_To do_
Read the records below and copy each line that contains "Tweets".

(Records from a dataset)
----

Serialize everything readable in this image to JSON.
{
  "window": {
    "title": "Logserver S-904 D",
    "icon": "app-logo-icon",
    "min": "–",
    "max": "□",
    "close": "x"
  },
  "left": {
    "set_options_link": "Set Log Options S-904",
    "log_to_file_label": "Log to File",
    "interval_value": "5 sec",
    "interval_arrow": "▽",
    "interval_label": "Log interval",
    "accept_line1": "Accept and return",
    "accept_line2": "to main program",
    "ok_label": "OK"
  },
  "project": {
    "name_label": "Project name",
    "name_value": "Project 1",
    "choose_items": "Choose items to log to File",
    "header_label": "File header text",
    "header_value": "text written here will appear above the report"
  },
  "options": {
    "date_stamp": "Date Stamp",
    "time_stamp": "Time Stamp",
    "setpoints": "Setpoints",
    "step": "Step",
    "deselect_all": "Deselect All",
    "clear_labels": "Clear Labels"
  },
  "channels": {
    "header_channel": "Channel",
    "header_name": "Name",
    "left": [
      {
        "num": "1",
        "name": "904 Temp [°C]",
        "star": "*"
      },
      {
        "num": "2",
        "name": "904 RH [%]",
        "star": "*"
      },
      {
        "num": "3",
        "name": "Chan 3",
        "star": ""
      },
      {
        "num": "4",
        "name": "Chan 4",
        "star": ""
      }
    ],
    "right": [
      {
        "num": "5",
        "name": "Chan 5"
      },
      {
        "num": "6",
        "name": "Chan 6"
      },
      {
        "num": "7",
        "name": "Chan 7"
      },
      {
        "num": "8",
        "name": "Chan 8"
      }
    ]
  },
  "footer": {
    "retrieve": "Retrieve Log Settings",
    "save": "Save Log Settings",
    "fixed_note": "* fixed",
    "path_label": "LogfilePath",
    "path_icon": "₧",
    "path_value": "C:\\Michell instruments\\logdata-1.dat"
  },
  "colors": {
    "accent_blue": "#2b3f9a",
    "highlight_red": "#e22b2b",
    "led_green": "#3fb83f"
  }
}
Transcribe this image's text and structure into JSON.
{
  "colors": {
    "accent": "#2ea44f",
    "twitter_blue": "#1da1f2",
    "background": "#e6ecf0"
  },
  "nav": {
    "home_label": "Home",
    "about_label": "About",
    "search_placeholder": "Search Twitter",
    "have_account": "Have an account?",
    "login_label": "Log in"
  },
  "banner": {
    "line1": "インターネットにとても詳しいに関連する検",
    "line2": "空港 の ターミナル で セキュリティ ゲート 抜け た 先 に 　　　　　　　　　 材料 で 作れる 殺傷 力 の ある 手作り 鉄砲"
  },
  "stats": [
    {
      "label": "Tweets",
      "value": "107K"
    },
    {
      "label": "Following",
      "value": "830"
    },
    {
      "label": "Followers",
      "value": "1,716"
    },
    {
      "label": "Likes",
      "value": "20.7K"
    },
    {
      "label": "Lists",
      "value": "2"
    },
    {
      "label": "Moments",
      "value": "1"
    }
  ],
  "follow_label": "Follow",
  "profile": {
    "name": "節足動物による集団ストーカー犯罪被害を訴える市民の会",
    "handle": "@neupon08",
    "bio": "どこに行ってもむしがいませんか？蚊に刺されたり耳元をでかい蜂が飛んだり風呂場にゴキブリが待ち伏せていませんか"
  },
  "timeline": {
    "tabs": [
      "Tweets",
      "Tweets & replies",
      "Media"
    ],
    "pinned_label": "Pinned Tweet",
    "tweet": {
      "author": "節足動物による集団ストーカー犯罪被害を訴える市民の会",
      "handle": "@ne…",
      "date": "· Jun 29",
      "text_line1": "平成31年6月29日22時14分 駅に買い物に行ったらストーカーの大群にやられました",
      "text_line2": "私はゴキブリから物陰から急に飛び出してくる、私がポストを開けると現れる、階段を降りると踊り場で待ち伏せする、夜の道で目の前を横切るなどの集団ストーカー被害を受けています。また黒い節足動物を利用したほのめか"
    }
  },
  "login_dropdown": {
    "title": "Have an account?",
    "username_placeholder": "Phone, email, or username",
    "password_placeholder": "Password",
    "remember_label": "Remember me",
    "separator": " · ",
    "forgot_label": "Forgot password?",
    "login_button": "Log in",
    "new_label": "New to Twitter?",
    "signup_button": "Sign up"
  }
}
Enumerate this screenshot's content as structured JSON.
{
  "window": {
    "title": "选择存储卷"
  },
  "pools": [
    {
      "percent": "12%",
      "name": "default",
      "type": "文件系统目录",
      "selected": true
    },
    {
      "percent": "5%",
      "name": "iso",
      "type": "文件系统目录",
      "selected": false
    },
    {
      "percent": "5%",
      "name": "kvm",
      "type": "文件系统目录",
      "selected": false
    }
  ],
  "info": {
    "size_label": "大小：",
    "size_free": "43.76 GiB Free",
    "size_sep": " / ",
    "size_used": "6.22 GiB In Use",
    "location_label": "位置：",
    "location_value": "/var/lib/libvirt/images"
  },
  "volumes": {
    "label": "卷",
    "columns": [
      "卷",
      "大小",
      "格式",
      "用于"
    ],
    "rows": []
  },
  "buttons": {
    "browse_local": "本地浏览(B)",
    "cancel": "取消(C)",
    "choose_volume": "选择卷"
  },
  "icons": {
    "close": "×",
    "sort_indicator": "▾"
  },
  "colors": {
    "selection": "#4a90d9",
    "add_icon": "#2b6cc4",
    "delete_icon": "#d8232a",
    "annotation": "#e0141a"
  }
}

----

_Response area_
      "label": "Tweets",
      "Tweets",
      "Tweets & replies",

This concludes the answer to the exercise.